*Problem:* Only the lines holding "plays" are wanted here; copy each from the listing.

*Input for this task:*
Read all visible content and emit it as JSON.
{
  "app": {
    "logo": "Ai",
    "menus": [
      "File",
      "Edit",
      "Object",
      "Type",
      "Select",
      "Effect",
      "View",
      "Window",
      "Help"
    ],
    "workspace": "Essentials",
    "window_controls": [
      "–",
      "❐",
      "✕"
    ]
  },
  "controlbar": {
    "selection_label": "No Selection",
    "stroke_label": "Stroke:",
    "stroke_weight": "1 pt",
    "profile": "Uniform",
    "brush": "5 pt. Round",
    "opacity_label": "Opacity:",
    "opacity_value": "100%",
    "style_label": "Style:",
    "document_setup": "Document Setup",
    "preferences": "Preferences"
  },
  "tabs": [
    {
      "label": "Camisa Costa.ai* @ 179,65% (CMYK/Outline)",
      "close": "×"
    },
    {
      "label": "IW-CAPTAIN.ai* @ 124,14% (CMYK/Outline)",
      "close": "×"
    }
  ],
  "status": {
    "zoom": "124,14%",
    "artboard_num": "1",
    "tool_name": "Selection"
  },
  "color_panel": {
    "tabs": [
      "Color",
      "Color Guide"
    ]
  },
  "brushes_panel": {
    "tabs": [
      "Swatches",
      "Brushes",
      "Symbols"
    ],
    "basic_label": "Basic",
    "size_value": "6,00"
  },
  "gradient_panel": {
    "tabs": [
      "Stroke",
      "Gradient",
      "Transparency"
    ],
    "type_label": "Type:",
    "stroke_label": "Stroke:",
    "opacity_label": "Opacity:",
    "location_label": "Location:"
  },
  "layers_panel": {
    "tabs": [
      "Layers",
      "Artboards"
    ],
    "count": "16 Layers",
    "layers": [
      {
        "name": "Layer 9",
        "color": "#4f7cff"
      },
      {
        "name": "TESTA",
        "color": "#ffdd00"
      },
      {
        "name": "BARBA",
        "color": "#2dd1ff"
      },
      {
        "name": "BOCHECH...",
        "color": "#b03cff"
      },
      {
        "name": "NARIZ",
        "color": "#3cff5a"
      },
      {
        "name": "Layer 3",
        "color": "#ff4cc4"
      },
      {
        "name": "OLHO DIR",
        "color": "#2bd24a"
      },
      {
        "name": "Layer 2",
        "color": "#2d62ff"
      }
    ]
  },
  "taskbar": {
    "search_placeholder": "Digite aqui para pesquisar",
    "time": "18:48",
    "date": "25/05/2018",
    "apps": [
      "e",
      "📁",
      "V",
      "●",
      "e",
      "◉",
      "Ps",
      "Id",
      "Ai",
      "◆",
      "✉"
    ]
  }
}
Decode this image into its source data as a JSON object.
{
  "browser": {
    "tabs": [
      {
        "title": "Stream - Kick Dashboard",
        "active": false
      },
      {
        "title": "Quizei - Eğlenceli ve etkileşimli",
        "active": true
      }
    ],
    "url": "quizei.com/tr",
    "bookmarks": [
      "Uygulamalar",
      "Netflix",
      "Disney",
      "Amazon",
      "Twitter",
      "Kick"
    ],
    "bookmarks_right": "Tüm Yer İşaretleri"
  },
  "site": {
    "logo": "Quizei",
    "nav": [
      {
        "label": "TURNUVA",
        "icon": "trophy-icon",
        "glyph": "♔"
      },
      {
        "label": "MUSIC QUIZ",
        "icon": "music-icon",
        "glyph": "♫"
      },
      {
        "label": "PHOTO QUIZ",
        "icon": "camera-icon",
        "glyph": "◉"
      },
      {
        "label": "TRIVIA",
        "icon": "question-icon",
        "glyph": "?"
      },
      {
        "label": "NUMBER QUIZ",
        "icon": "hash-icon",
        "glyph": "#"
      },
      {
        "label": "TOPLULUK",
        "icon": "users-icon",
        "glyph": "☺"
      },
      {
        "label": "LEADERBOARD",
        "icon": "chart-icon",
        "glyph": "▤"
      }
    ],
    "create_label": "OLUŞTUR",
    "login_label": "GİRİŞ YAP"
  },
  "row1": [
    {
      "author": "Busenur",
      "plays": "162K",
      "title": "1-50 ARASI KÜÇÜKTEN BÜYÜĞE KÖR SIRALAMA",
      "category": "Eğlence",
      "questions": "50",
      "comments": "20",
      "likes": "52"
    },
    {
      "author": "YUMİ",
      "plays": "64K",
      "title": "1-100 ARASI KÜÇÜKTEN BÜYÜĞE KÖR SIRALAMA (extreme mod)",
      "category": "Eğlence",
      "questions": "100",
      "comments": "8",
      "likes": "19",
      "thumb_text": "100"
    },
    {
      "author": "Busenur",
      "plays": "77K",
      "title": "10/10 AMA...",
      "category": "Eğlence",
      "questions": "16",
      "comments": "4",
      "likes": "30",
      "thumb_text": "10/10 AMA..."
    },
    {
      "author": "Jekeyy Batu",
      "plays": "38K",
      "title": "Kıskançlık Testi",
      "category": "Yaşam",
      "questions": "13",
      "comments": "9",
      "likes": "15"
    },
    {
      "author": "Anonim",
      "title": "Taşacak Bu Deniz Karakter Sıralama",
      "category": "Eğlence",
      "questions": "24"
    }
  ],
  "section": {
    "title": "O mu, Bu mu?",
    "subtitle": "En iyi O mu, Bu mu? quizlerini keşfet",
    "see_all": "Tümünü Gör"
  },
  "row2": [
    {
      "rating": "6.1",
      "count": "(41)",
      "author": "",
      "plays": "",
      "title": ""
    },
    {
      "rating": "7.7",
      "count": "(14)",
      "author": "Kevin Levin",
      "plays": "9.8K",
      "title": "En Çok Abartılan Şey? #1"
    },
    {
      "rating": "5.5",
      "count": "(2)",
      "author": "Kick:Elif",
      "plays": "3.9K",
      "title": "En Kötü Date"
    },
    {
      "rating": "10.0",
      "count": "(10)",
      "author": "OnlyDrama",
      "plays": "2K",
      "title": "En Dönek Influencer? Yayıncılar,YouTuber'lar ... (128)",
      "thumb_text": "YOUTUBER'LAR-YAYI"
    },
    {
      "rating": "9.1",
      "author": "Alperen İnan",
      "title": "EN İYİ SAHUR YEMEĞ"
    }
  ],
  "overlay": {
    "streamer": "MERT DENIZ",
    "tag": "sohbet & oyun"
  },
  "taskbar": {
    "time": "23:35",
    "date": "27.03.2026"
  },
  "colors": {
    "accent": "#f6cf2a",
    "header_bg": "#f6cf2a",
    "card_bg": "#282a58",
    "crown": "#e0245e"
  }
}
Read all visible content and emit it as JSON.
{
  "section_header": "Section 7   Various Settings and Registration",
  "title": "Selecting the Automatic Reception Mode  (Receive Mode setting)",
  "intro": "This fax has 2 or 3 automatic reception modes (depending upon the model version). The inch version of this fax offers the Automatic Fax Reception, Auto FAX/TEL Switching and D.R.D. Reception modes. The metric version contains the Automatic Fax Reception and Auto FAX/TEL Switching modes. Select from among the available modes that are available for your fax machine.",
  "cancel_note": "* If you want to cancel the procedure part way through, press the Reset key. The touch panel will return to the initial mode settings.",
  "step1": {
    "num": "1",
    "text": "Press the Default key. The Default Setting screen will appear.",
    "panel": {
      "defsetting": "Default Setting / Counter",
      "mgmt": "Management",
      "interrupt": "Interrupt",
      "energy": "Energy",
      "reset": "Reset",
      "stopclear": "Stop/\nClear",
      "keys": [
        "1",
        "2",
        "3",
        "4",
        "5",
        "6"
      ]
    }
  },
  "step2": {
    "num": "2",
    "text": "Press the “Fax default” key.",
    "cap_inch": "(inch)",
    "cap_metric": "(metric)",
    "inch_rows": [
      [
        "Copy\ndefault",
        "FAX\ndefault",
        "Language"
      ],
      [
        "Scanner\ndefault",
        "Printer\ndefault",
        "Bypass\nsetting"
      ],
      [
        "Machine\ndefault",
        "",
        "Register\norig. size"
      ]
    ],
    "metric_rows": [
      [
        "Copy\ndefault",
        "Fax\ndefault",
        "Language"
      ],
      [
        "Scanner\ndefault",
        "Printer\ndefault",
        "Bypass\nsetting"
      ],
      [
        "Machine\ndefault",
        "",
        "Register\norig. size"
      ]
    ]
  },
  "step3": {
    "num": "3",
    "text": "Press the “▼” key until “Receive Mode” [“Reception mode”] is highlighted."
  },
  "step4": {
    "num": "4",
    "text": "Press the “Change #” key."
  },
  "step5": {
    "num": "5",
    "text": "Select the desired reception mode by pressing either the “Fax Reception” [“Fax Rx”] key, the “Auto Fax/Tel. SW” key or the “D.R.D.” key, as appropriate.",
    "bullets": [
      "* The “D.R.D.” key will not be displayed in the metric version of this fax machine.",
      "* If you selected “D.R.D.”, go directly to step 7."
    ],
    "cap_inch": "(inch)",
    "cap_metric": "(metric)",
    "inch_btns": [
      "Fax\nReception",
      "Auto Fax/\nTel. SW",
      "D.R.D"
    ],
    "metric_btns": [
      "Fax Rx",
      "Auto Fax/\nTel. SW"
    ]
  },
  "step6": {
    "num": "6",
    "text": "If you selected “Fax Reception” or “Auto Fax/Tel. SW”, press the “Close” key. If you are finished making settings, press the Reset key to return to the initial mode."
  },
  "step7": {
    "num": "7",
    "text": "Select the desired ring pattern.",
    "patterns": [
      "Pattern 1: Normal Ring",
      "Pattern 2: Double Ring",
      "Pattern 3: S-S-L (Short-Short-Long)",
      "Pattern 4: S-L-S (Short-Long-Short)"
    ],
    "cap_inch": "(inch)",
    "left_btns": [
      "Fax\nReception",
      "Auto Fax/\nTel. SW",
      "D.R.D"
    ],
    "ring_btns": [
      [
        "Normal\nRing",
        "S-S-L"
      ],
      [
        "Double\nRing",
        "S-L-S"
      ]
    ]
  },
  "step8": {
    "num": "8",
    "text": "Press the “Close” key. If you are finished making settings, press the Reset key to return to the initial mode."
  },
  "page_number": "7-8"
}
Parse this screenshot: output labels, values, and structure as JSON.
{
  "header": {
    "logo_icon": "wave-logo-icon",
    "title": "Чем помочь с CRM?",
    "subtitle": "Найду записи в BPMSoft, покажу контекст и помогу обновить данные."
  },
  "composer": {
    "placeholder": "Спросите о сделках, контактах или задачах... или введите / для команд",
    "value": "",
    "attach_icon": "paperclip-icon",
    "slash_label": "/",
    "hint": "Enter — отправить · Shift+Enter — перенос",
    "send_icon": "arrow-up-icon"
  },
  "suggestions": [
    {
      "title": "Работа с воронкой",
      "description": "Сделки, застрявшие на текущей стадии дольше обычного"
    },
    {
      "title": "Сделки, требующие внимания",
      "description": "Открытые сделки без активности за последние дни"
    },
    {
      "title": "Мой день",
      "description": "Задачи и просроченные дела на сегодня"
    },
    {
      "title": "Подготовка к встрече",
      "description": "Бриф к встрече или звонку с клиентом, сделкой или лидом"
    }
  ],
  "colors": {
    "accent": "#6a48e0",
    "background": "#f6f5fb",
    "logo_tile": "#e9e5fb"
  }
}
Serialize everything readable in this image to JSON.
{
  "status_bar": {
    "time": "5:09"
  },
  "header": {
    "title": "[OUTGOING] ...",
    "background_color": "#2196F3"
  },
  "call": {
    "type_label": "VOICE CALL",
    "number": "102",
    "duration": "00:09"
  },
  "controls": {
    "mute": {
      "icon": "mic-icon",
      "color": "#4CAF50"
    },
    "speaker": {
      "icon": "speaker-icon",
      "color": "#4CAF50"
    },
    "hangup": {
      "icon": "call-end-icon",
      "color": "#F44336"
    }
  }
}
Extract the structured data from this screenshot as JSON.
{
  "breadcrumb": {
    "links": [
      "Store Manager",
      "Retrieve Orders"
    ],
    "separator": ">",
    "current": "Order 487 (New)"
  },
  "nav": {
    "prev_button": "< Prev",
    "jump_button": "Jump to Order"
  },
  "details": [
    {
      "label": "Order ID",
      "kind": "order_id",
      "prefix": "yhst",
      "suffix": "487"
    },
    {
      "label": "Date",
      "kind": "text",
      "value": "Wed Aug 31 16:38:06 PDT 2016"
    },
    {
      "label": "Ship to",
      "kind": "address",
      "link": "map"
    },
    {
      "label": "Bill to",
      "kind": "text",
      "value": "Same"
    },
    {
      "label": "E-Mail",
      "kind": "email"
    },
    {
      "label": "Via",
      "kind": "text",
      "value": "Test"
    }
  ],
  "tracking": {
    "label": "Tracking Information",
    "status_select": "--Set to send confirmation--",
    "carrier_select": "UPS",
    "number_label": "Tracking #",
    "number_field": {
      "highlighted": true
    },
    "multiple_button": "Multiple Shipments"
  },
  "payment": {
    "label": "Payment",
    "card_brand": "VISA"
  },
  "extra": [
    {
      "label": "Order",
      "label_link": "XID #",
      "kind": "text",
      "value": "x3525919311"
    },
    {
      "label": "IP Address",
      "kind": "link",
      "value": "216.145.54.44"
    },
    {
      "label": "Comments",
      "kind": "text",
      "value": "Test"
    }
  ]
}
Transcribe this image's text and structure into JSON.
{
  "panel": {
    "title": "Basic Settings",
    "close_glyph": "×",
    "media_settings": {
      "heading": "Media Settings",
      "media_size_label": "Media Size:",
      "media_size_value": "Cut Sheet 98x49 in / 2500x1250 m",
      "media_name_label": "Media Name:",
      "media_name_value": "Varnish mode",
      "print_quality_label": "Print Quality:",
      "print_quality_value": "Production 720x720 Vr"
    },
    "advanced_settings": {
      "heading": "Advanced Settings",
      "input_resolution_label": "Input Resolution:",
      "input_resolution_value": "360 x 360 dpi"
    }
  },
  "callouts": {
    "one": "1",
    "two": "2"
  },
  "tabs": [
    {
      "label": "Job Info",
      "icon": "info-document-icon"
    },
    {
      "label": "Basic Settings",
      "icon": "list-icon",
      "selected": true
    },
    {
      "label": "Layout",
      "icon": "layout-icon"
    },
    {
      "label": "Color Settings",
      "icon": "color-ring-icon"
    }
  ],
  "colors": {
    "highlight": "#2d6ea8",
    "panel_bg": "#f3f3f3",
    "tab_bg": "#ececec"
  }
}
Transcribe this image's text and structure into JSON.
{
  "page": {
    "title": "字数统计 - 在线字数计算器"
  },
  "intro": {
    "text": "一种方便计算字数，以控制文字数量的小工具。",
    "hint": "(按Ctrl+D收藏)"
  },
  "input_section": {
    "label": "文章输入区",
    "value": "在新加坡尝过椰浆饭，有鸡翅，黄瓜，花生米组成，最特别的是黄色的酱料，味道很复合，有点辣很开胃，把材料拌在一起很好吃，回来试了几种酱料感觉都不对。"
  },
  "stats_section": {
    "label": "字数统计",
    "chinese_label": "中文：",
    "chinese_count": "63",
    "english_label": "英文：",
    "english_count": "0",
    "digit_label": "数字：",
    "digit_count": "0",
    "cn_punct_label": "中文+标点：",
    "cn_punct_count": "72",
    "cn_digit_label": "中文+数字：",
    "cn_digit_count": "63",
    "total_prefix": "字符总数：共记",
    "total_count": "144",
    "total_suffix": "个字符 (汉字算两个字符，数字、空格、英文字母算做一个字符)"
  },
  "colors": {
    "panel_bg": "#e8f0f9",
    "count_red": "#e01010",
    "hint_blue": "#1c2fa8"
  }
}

*Your solution:*
      "plays": "162K",
      "plays": "64K",
      "plays": "77K",
      "plays": "38K",
      "plays": "",
      "plays": "9.8K",
      "plays": "3.9K",
      "plays": "2K",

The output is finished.